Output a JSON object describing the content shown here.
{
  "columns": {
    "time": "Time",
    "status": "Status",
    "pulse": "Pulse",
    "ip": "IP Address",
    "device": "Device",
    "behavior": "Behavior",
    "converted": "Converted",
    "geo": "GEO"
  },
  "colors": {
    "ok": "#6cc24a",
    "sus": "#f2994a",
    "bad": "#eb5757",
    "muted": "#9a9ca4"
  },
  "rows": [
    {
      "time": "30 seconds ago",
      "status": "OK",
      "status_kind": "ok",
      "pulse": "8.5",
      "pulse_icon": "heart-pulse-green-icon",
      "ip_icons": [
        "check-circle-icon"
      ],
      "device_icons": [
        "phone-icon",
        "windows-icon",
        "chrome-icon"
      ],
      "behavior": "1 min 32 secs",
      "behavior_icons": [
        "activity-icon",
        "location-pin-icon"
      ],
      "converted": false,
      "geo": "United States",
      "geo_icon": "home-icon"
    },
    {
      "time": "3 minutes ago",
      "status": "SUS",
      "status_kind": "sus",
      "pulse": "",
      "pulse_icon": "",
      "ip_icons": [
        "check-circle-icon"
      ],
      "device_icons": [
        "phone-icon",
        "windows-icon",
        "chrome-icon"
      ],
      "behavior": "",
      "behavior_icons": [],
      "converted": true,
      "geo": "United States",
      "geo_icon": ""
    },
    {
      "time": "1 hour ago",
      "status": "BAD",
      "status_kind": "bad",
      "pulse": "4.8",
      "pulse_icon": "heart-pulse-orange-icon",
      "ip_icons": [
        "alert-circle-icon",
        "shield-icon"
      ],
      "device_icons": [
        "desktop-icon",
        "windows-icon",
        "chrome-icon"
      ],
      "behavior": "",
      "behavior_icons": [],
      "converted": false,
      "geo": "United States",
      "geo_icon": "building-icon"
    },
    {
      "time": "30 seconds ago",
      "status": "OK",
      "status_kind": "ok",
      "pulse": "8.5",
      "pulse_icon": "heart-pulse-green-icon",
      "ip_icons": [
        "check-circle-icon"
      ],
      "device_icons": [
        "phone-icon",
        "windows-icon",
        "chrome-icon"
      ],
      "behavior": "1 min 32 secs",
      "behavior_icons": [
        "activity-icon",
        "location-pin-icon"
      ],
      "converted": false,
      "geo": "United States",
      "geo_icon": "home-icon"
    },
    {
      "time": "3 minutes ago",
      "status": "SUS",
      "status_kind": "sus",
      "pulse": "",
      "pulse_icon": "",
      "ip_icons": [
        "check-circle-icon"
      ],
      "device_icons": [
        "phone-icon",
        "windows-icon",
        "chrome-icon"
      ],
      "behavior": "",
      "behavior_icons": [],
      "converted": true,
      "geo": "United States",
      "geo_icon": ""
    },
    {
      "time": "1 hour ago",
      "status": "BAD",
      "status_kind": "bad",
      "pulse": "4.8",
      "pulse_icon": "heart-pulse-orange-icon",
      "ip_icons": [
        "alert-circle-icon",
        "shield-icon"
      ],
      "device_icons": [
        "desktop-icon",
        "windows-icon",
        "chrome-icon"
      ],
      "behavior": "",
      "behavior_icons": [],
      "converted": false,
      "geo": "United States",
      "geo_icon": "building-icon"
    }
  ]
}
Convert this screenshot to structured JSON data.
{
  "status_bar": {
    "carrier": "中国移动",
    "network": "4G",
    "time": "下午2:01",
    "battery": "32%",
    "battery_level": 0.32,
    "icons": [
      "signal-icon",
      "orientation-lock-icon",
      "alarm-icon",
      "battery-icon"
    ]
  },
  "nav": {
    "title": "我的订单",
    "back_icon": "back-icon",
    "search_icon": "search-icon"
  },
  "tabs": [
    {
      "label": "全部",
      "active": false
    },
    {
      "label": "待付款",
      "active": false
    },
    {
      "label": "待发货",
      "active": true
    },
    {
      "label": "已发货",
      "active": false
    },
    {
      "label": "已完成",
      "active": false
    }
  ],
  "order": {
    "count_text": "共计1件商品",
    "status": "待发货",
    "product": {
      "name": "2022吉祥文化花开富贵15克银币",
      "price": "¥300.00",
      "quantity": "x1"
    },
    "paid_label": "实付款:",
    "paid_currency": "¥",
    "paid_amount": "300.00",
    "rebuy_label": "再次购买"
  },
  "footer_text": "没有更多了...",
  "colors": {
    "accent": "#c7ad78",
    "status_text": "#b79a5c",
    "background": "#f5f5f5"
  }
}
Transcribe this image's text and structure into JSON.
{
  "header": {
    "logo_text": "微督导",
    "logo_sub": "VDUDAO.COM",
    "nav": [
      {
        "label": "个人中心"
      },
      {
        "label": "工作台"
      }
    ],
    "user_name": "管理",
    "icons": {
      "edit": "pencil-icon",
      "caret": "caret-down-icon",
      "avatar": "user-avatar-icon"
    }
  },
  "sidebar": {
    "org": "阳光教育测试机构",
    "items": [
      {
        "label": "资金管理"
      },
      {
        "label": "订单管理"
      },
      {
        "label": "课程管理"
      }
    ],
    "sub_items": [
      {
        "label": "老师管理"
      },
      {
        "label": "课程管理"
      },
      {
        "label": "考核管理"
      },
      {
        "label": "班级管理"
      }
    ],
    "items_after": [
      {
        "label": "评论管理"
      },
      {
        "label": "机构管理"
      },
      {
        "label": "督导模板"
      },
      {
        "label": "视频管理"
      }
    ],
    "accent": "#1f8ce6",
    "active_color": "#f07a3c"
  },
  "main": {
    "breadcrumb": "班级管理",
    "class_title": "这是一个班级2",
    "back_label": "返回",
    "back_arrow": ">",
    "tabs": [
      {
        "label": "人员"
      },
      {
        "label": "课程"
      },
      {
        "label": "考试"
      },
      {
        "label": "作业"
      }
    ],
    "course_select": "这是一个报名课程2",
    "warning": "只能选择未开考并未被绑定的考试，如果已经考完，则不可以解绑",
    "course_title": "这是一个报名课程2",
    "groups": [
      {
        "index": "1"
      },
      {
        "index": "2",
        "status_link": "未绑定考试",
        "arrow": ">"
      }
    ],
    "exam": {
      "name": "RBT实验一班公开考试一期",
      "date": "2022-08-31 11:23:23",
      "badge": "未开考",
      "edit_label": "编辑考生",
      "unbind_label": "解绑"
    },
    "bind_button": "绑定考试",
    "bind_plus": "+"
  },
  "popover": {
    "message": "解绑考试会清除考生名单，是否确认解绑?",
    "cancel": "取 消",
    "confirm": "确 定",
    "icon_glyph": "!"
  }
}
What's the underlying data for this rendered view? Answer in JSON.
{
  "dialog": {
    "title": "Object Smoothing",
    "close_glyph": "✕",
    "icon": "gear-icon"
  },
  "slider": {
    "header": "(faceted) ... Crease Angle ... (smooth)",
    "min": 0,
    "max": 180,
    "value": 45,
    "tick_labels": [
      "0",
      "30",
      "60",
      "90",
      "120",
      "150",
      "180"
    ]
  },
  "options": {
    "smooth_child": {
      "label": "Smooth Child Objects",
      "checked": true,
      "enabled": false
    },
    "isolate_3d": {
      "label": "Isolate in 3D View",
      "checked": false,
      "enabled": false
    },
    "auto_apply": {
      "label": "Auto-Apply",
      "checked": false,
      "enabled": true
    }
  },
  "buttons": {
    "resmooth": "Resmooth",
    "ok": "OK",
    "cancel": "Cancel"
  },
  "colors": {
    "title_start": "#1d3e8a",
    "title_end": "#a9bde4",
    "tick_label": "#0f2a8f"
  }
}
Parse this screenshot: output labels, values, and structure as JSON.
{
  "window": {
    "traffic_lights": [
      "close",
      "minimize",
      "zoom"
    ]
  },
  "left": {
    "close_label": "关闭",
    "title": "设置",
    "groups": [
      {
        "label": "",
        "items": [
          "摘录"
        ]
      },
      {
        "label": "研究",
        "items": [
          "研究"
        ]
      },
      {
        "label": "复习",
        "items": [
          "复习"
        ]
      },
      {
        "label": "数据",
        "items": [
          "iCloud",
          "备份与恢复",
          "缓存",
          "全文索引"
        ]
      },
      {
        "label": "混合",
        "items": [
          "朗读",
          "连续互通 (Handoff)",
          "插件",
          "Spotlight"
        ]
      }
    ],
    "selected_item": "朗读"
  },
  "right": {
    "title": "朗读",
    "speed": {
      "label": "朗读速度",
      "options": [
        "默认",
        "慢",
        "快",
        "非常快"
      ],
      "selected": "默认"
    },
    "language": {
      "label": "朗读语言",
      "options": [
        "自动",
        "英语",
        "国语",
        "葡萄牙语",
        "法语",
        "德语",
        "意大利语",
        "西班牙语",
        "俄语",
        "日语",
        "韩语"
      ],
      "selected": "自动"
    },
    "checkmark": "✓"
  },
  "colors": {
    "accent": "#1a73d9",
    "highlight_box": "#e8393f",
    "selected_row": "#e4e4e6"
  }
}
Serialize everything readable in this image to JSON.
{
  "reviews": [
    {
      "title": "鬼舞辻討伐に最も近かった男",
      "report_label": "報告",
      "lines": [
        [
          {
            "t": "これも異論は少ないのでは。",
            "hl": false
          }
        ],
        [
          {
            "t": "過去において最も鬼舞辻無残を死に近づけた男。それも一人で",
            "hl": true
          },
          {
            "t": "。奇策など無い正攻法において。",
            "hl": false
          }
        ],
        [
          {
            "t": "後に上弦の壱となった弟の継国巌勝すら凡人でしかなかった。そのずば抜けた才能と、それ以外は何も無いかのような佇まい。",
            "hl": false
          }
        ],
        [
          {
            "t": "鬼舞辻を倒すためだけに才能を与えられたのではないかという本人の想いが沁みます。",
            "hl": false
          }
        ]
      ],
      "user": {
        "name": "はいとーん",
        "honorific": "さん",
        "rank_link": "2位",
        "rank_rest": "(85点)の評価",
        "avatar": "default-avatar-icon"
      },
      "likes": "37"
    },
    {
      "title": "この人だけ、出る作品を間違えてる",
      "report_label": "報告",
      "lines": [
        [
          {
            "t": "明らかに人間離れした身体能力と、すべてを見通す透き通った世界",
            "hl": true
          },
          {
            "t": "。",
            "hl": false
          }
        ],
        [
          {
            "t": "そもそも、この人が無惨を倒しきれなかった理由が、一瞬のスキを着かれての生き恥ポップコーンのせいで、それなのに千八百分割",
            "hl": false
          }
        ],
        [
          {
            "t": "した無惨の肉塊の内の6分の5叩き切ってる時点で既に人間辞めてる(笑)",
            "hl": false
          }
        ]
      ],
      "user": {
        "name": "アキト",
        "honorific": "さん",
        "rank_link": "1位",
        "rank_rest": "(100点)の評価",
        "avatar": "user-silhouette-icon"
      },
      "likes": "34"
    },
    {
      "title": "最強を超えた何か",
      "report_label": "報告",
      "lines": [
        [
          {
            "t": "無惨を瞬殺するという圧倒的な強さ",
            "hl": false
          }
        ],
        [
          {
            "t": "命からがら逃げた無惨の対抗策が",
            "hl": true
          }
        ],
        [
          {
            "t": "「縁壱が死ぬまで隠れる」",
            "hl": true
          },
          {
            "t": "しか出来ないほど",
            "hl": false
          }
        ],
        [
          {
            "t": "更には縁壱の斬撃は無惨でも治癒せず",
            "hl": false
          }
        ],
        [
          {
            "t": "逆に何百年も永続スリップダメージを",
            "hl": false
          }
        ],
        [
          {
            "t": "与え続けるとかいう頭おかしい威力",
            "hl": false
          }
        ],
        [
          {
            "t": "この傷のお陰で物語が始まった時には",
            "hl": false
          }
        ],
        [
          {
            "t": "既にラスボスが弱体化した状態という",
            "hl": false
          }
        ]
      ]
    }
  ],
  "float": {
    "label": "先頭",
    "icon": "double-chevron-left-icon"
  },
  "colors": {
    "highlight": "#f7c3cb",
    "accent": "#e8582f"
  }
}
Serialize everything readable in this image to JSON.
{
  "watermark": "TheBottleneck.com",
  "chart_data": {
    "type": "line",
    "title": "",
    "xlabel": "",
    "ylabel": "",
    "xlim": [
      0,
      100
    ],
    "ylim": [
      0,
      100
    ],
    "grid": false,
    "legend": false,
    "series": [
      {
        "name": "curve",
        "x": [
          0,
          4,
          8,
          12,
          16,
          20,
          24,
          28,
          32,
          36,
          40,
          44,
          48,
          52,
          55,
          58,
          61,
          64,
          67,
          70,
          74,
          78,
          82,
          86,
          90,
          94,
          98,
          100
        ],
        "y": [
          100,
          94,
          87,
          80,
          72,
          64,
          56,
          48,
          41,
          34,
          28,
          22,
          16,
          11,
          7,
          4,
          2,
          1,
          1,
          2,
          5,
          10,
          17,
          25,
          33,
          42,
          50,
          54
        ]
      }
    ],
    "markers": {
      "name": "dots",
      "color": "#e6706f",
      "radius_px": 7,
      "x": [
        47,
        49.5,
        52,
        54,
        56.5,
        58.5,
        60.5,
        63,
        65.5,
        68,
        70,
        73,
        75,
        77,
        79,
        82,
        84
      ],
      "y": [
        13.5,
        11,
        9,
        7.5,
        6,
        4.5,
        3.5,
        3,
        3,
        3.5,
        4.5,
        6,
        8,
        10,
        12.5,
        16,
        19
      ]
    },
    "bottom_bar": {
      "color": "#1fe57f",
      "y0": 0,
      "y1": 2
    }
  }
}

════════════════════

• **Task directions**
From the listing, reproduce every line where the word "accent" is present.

• **Reply to the task**
    "accent": "#c7ad78",
    "accent": "#1f8ce6",
    "accent": "#1a73d9",
    "accent": "#e8582f"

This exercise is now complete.